At next week’s National Annual Meeting in Nashville, Tenn., the BSA will announce revisions to the current Cub Scouting program. (You can read more about these changes in this post, and Bryan will have more live updates next week from Nashville.) Until then, let’s take a look back at how “Cubbing” first began.
The national executive board first proposed a program designed specifically for younger boys in 1927. But it wasn’t until 1930 that the BSA began offering limited resources for this program. (Check out this announcement in the March 1930 issue of Scouting magazine.) In 1933, Cubbing — as it was known at the time — was fully launched and promoted among councils across the U.S.
In those first years, the Cub Scout program — even before it had been fully understood — contributed to the largest net growth in registered boys, according to the 1932 annual report.
While some of the program remains similar today, the first Cub Scout dens were led by Boy Scout den chiefs and den mothers (like the mom in the photo above, featured in on the cover of the May-June 1954 issue of Scouting). Weekly meetings were held at the den mother’s home, where the boys made crafts and played games. The program was meant to stand on its own with its own leadership and “not trespass on Boy Scouting.”

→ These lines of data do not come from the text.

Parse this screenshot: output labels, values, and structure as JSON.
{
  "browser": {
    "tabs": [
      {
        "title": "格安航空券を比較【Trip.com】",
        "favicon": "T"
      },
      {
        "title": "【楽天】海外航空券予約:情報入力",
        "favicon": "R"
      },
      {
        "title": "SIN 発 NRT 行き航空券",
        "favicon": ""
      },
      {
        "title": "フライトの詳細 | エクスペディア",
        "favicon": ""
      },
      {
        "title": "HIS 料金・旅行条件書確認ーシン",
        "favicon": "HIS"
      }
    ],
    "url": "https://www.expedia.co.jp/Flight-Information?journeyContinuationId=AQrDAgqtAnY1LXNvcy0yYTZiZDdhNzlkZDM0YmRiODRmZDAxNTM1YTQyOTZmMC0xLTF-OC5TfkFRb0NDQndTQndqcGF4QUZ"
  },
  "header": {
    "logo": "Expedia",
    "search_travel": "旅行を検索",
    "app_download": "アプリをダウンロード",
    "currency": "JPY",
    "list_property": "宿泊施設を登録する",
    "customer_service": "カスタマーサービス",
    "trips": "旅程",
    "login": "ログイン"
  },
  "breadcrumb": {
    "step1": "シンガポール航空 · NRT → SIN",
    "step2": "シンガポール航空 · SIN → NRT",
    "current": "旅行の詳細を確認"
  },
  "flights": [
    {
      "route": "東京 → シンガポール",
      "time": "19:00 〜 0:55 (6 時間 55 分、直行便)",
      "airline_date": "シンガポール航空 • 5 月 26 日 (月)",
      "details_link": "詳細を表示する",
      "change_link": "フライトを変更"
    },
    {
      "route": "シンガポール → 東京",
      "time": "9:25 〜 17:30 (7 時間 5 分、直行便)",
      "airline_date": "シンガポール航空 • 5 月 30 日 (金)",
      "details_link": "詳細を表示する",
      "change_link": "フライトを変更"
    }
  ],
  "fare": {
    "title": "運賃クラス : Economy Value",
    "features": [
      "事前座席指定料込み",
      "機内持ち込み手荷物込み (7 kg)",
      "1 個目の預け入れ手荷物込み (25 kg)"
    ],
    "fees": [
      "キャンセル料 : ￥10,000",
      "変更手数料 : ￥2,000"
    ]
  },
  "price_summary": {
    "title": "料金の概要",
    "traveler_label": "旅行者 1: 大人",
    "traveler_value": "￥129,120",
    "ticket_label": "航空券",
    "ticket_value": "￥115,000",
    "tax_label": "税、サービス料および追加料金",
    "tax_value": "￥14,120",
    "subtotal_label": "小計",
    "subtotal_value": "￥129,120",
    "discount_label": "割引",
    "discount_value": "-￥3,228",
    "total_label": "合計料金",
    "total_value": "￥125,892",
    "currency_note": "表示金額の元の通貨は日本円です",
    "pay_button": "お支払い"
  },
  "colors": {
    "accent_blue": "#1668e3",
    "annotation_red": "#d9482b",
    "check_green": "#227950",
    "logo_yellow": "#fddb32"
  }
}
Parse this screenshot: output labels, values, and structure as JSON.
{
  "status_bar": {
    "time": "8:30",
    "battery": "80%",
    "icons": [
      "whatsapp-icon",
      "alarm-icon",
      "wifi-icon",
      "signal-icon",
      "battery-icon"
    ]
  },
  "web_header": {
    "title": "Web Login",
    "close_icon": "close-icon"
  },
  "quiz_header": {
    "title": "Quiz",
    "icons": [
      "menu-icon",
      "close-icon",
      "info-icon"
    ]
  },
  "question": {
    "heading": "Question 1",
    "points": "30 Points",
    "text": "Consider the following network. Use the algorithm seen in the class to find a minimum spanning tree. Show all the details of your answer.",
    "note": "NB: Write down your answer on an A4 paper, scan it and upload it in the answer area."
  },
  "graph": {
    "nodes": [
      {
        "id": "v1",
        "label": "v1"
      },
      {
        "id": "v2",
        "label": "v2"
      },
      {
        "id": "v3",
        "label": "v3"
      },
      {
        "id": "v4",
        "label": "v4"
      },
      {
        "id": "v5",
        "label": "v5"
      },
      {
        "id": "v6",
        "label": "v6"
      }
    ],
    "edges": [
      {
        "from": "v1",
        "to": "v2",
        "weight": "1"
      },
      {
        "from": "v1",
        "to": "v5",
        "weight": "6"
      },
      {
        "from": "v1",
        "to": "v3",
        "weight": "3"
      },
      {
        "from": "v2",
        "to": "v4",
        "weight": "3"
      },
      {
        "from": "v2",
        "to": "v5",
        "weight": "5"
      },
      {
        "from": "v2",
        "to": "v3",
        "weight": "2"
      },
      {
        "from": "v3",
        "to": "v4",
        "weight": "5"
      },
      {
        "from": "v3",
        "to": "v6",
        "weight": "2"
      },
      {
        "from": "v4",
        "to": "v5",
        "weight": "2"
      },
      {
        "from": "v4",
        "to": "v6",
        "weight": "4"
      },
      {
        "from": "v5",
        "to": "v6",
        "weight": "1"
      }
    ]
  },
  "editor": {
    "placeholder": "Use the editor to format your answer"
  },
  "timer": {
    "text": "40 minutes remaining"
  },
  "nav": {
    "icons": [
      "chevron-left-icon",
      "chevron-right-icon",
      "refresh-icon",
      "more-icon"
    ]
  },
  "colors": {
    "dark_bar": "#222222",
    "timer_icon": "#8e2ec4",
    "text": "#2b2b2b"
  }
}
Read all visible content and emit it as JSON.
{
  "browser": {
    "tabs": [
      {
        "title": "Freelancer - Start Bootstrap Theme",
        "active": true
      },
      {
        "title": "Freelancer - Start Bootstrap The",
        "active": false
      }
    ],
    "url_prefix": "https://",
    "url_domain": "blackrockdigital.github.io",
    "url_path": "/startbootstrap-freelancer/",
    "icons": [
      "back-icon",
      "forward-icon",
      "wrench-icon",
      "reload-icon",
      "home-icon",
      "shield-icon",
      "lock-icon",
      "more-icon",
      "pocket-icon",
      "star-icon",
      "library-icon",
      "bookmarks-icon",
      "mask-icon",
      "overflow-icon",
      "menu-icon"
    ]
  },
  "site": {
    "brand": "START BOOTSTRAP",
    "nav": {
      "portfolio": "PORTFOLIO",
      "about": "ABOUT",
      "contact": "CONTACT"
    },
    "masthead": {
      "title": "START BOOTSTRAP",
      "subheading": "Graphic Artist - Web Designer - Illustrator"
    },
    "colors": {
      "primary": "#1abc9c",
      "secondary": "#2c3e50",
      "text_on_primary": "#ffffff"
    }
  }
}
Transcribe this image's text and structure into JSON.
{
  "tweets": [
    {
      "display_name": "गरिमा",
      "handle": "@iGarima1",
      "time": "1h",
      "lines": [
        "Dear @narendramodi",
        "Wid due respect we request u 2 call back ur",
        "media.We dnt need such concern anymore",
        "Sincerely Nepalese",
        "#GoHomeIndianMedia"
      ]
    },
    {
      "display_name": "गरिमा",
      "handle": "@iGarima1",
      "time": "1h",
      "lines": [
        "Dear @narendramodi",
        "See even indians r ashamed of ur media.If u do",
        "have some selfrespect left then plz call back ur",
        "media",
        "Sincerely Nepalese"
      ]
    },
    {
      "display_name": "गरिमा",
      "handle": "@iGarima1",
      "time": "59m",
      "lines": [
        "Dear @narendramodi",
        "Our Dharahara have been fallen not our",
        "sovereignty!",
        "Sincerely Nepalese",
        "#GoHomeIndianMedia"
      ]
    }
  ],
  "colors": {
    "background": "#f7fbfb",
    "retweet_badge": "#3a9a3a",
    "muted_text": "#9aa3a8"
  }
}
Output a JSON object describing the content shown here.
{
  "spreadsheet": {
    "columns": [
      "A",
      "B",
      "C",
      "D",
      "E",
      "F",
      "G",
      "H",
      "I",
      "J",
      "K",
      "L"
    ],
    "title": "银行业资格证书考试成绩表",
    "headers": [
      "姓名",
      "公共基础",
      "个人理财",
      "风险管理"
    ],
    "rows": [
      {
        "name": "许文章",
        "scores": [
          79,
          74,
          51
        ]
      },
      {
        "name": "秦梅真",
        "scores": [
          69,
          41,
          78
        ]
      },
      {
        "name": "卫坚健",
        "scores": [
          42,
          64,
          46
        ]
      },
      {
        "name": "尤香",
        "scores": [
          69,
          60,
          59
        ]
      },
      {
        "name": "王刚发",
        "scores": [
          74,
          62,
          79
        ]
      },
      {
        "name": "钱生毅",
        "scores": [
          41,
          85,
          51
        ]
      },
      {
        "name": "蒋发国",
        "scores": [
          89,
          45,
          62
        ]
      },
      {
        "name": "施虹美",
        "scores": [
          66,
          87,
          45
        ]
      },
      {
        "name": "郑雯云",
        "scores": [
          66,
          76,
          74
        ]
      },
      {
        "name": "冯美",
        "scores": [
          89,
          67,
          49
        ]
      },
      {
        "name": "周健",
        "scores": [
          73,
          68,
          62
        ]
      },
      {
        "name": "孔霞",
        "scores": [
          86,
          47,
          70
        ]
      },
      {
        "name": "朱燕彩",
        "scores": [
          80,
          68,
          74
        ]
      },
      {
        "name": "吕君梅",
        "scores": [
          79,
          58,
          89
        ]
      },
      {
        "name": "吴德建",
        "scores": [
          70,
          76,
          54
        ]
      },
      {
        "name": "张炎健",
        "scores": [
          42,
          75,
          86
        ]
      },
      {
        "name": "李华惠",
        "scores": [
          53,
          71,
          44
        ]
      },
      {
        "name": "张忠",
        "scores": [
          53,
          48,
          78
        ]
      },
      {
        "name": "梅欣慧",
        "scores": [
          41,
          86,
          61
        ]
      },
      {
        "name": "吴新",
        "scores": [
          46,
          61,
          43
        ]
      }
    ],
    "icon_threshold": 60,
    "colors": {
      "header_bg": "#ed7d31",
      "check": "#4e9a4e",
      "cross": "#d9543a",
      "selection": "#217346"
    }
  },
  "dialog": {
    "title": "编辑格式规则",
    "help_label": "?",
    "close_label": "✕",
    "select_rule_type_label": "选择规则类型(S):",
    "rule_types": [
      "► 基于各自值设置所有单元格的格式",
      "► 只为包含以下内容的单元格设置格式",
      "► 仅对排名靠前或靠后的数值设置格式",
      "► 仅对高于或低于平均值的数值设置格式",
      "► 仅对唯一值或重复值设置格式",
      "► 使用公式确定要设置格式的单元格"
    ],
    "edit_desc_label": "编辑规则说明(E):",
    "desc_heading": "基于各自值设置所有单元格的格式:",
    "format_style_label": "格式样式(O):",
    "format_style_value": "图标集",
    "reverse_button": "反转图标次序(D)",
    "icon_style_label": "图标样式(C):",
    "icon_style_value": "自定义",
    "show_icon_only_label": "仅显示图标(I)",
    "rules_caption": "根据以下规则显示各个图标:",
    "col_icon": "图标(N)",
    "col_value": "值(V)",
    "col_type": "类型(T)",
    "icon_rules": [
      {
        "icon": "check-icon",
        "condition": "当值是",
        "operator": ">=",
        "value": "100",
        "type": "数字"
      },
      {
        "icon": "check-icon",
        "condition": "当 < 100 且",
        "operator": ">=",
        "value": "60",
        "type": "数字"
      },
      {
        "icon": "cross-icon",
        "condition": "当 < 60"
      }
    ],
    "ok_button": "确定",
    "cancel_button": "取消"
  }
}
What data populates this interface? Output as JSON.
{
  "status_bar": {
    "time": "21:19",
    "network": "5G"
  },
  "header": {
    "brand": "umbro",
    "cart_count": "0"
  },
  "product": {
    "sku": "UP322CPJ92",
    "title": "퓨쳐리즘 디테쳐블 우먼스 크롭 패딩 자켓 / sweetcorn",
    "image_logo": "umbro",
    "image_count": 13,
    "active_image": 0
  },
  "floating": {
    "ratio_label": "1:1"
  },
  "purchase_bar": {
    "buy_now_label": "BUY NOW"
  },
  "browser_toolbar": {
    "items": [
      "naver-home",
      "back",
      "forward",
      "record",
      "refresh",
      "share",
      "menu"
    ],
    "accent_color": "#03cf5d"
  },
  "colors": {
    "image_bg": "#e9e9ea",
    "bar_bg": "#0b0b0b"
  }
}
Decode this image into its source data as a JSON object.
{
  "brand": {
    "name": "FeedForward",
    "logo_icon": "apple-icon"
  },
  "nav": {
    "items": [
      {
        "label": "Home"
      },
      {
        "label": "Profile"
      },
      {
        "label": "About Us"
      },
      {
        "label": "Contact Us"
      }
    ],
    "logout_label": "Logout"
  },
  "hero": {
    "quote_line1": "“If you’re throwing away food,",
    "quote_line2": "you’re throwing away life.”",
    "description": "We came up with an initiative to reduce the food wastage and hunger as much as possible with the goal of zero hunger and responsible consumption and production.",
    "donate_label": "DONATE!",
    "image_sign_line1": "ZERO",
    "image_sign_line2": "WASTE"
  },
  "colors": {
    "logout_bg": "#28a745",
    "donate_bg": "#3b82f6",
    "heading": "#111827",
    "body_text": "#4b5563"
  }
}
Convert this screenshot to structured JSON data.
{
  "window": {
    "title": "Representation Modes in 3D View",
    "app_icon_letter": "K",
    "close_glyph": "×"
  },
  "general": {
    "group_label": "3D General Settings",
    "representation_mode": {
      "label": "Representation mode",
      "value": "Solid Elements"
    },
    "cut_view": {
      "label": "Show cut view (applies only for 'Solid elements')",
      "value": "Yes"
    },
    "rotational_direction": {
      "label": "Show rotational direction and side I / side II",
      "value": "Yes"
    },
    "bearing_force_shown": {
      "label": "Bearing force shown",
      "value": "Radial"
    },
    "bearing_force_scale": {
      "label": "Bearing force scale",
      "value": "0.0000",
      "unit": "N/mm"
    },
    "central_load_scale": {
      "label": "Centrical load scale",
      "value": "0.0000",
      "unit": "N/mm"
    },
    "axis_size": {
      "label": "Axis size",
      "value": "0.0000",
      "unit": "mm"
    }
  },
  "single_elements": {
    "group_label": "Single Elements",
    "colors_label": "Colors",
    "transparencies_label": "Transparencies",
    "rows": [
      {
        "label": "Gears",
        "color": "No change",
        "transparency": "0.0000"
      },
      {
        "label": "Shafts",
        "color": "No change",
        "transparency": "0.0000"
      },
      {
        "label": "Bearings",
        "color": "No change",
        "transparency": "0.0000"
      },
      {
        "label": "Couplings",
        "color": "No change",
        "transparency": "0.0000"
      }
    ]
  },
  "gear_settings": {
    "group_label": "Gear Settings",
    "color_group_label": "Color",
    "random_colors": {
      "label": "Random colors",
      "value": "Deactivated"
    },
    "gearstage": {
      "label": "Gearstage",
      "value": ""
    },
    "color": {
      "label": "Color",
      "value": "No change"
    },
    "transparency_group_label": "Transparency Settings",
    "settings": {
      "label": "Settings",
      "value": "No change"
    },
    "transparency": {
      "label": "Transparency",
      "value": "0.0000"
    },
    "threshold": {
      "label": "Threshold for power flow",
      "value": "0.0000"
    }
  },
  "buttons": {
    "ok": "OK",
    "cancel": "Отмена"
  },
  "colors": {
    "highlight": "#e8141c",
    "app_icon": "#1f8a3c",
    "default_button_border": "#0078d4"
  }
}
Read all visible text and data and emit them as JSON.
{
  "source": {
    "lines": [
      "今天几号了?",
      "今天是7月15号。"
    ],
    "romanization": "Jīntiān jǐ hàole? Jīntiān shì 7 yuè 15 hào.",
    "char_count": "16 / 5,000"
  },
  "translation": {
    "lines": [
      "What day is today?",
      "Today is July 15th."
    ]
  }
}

What are your early memories of Cub Scouting? Share these in the comments and stay tuned for more annual meeting coverage next week.